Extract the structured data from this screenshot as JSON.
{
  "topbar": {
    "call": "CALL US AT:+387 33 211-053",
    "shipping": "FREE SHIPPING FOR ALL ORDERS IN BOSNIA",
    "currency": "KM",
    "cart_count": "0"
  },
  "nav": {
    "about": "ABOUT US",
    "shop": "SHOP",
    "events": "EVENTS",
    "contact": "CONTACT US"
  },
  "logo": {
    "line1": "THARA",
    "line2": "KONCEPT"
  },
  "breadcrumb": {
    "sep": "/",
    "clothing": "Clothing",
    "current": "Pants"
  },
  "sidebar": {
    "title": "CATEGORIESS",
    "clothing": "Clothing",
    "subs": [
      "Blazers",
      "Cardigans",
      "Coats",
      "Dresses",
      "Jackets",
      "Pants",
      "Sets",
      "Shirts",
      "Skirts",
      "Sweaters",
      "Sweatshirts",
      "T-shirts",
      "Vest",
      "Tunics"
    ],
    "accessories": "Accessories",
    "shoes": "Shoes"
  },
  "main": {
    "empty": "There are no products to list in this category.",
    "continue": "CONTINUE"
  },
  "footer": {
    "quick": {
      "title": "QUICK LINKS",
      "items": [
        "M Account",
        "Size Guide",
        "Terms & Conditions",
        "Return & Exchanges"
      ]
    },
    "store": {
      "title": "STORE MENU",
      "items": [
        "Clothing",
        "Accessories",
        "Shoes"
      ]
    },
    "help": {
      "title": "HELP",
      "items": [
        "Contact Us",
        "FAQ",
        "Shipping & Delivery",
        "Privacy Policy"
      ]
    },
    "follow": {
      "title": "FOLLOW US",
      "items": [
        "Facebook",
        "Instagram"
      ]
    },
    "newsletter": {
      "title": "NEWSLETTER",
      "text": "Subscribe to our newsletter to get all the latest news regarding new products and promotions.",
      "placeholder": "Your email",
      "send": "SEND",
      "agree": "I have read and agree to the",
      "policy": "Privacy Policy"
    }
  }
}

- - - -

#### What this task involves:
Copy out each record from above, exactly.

#### Reply to the exercise:
Extract the structured data from this screenshot as JSON.
{
  "topbar": {
    "call": "CALL US AT:+387 33 211-053",
    "shipping": "FREE SHIPPING FOR ALL ORDERS IN BOSNIA",
    "currency": "KM",
    "cart_count": "0"
  },
  "nav": {
    "about": "ABOUT US",
    "shop": "SHOP",
    "events": "EVENTS",
    "contact": "CONTACT US"
  },
  "logo": {
    "line1": "THARA",
    "line2": "KONCEPT"
  },
  "breadcrumb": {
    "sep": "/",
    "clothing": "Clothing",
    "current": "Pants"
  },
  "sidebar": {
    "title": "CATEGORIESS",
    "clothing": "Clothing",
    "subs": [
      "Blazers",
      "Cardigans",
      "Coats",
      "Dresses",
      "Jackets",
      "Pants",
      "Sets",
      "Shirts",
      "Skirts",
      "Sweaters",
      "Sweatshirts",
      "T-shirts",
      "Vest",
      "Tunics"
    ],
    "accessories": "Accessories",
    "shoes": "Shoes"
  },
  "main": {
    "empty": "There are no products to list in this category.",
    "continue": "CONTINUE"
  },
  "footer": {
    "quick": {
      "title": "QUICK LINKS",
      "items": [
        "M Account",
        "Size Guide",
        "Terms & Conditions",
        "Return & Exchanges"
      ]
    },
    "store": {
      "title": "STORE MENU",
      "items": [
        "Clothing",
        "Accessories",
        "Shoes"
      ]
    },
    "help": {
      "title": "HELP",
      "items": [
        "Contact Us",
        "FAQ",
        "Shipping & Delivery",
        "Privacy Policy"
      ]
    },
    "follow": {
      "title": "FOLLOW US",
      "items": [
        "Facebook",
        "Instagram"
      ]
    },
    "newsletter": {
      "title": "NEWSLETTER",
      "text": "Subscribe to our newsletter to get all the latest news regarding new products and promotions.",
      "placeholder": "Your email",
      "send": "SEND",
      "agree": "I have read and agree to the",
      "policy": "Privacy Policy"
    }
  }
}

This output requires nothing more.